  • The South Fork -  Montauk Point (includes the museum)*   Cedar Island*   Shinnecock Bay*
  • The South Shore - Fire Island*
  • Chronological Listings of Long Island Lighthouses
  • The Fresnel lens*
  • Long Island's Keepers

  • And much more . . . . . .

    Also don't miss the Montauk Historical Society  - Montauk Lighthouse information Page (631-668-2544. Outside of the area, call 1-888-MTK-POINT).

    - An Interesting Web Site to visit -

    Specializing in the field of United States Lighthouse Service, Life-Saving Service, Revenue Cutter Service and early Coast Guard. More particularly, it aims to provide various governmental agencies, historical groups, restoration contractors and collectors with information and original artifacts relating to lighthouses, life-saving stations, etc. in their area.
    They have literally thousands of items and pieces of information, from vintage photographs to architectural plans, reports, books and original apparatus and equipment. In addition, we provide research services on the subject, and can offer quality copies of some items (ex. architectural plans) for use by contractors of historical groups to aid in preservation efforts.
    The catalogue comes out every 10 weeks and contains 200-300 original artifacts, plans, books and information. Catalogues are by subscription, which is refundable with your first order. If you would like to receive future issues.
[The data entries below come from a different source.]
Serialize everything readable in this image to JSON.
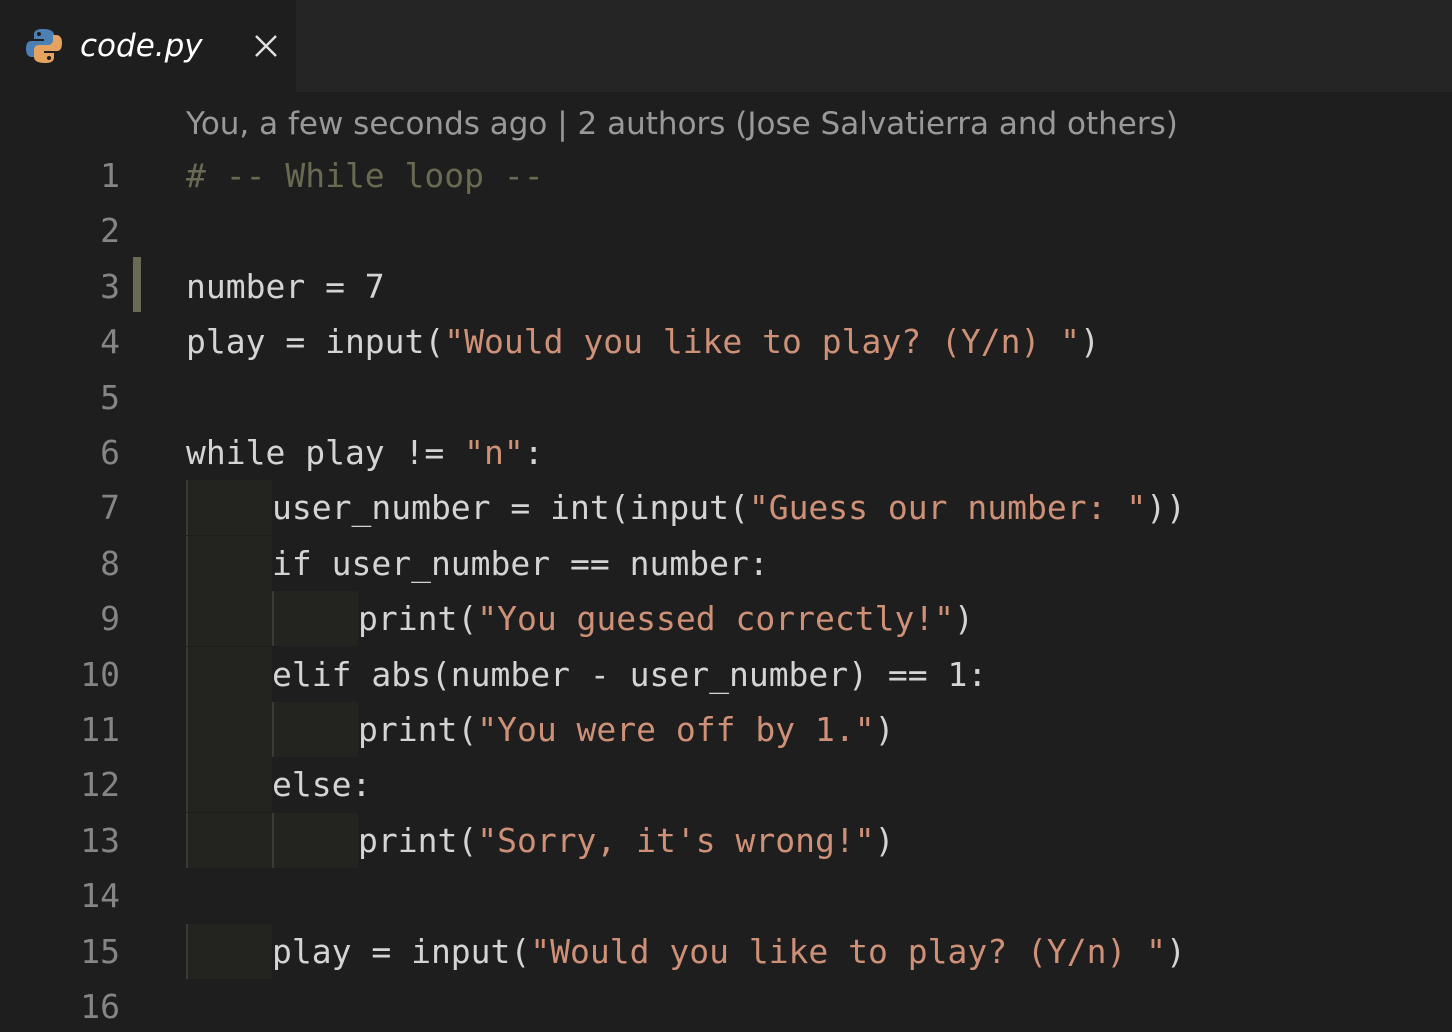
{
  "tab": {
    "icon": "python-icon",
    "label": "code.py",
    "close_glyph": "✕"
  },
  "codelens": "You, a few seconds ago | 2 authors (Jose Salvatierra and others)",
  "colors": {
    "background": "#1e1e1e",
    "comment": "#6a6a52",
    "string": "#ce9178",
    "default": "#d4d4d4",
    "line_number": "#858585"
  },
  "lines": [
    {
      "number": "1",
      "indent": 0,
      "tokens": [
        {
          "text": "# -- While loop --",
          "type": "comment"
        }
      ]
    },
    {
      "number": "2",
      "indent": 0,
      "tokens": []
    },
    {
      "number": "3",
      "indent": 0,
      "tokens": [
        {
          "text": "number = 7",
          "type": "default"
        }
      ]
    },
    {
      "number": "4",
      "indent": 0,
      "tokens": [
        {
          "text": "play = input(",
          "type": "default"
        },
        {
          "text": "\"Would you like to play? (Y/n) \"",
          "type": "string"
        },
        {
          "text": ")",
          "type": "default"
        }
      ]
    },
    {
      "number": "5",
      "indent": 0,
      "tokens": []
    },
    {
      "number": "6",
      "indent": 0,
      "tokens": [
        {
          "text": "while play != ",
          "type": "default"
        },
        {
          "text": "\"n\"",
          "type": "string"
        },
        {
          "text": ":",
          "type": "default"
        }
      ]
    },
    {
      "number": "7",
      "indent": 1,
      "tokens": [
        {
          "text": "user_number = int(input(",
          "type": "default"
        },
        {
          "text": "\"Guess our number: \"",
          "type": "string"
        },
        {
          "text": "))",
          "type": "default"
        }
      ]
    },
    {
      "number": "8",
      "indent": 1,
      "tokens": [
        {
          "text": "if user_number == number:",
          "type": "default"
        }
      ]
    },
    {
      "number": "9",
      "indent": 2,
      "tokens": [
        {
          "text": "print(",
          "type": "default"
        },
        {
          "text": "\"You guessed correctly!\"",
          "type": "string"
        },
        {
          "text": ")",
          "type": "default"
        }
      ]
    },
    {
      "number": "10",
      "indent": 1,
      "tokens": [
        {
          "text": "elif abs(number - user_number) == 1:",
          "type": "default"
        }
      ]
    },
    {
      "number": "11",
      "indent": 2,
      "tokens": [
        {
          "text": "print(",
          "type": "default"
        },
        {
          "text": "\"You were off by 1.\"",
          "type": "string"
        },
        {
          "text": ")",
          "type": "default"
        }
      ]
    },
    {
      "number": "12",
      "indent": 1,
      "tokens": [
        {
          "text": "else:",
          "type": "default"
        }
      ]
    },
    {
      "number": "13",
      "indent": 2,
      "tokens": [
        {
          "text": "print(",
          "type": "default"
        },
        {
          "text": "\"Sorry, it's wrong!\"",
          "type": "string"
        },
        {
          "text": ")",
          "type": "default"
        }
      ]
    },
    {
      "number": "14",
      "indent": 0,
      "tokens": []
    },
    {
      "number": "15",
      "indent": 1,
      "tokens": [
        {
          "text": "play = input(",
          "type": "default"
        },
        {
          "text": "\"Would you like to play? (Y/n) \"",
          "type": "string"
        },
        {
          "text": ")",
          "type": "default"
        }
      ]
    },
    {
      "number": "16",
      "indent": 0,
      "tokens": []
    }
  ]
}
They also maintain want lists as Items come and go quite quickly, so that we can keep an eye out for your particular wants.